Had it become law, the reform measure would have made several major changes in the way courts resolve divorce and child custody cases. The new law would have ended permanent alimony and would have set up alimony calculation guidelines as well. These guidelines would have assessed the amount and duration of alimony based upon each spouse’s income and the length of the marriage. The most recent bill also would have created a presumption in favor of alimony for all marriages except those lasting two years or less.
The bill passed the Republican-controlled Legislature with relative ease, by a margin of 74-38 in the House and 24-14 in the Senate. According to the Tampa Bay Times, the governor’s office received more than 11,000 phone calls and emails, with supporters outpacing opponents by a 4-to-1 rate.

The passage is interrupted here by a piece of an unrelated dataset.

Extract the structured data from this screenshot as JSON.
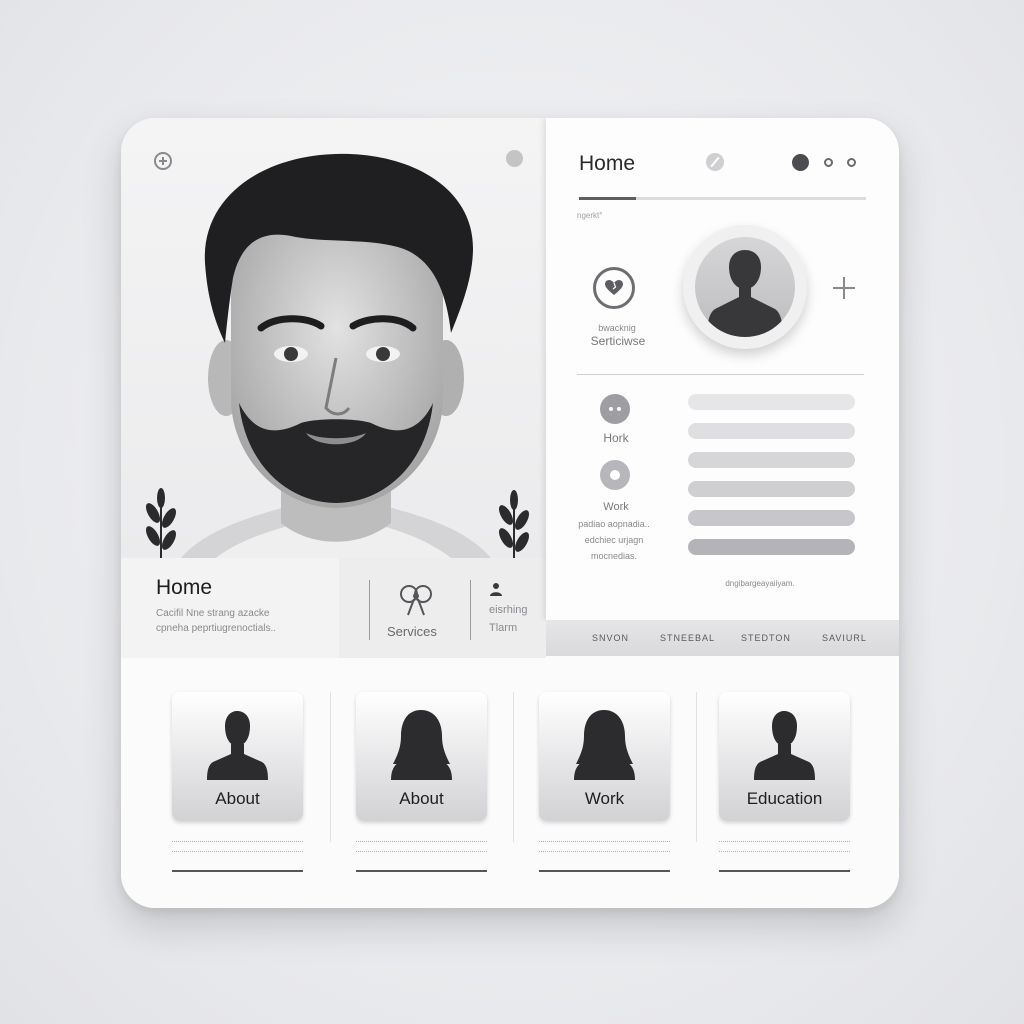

Some of the most outspoken opponents of the bill were on the progressive side of the political spectrum, including current and former Democratic candidates for office as well as the National Organization for Women. NOW lobbyist Barbara Devane praised the veto, stating that the governor “says he’s a pro-family governor, and this bill was anti-family.” Meanwhile, conservative sources like the online magazine The Federalist accused the governor of caving to pressure from feminist groups like NOW and missing a major opportunity. The magazine opined that scientific research has proven the benefits of a child’s having both parents actively involved in her life, but systems like Florida’s current system perpetuate the major societal problem of fatherlessness through court decisions that minimize a father’s time and involvement in his child’s life following a divorce. Other supporters of reform point out that the existing laws were enacted in the 1950s and no longer effectively address the realities of families, since society has evolved in the last half-century-plus.
The issue of a legal presumption in favor of equal time is not without its own challenges, such as logistical concerns, according to some who’ve handled these issues firsthand. Robert Doyel, a retired judge from Polk County, explained to The Times that “a lot of things interfere with getting kids back and forth. Who’s going to get the child to the bus stop? There are all kinds of practical implications that the theoretical idea of 50-50 custody just doesn’t take into account.”
The issue of alimony reform is likely not permanently dead, according to legislators who led the charge for reform. Ritch Workman, who sponsored the House version of the bill and is running for a Senate seat, told The Times that he would bring the issue back if voters send him back to Tallahassee, but he would employ a different strategy next time. That new strategy would involve advancing the issues of alimony and child custody/timesharing in separate reform bills.
Whether Florida continues to maintain its current laws or eventually embraces reform when it comes to alimony, parenting plans, and timesharing, having knowledgeable and capable counsel on your side will always be a key component of ensuring that you maximize your ability, both personally and financially, to be an active and vital part of your children’s lives. The hardworking South Florida alimony attorneys at Sandy T. Fox, P.A. understand the law, the court processes, and what’s needed to help you pursue the best possible resolution under the law. Contact our attorneys online or by calling (800) 596-0579 to schedule your confidential consultation.
More blog posts:
Alimony Reform Supporters Use Documentary Film to Bolster Their Case, Fort Lauderdale Divorce Lawyer Blog, Feb. 5, 2014
Group Seeks to Reform Permanent Alimony Laws in the State of Florida, Fort Lauderdale Divorce Lawyer Blog, Nov. 16, 2012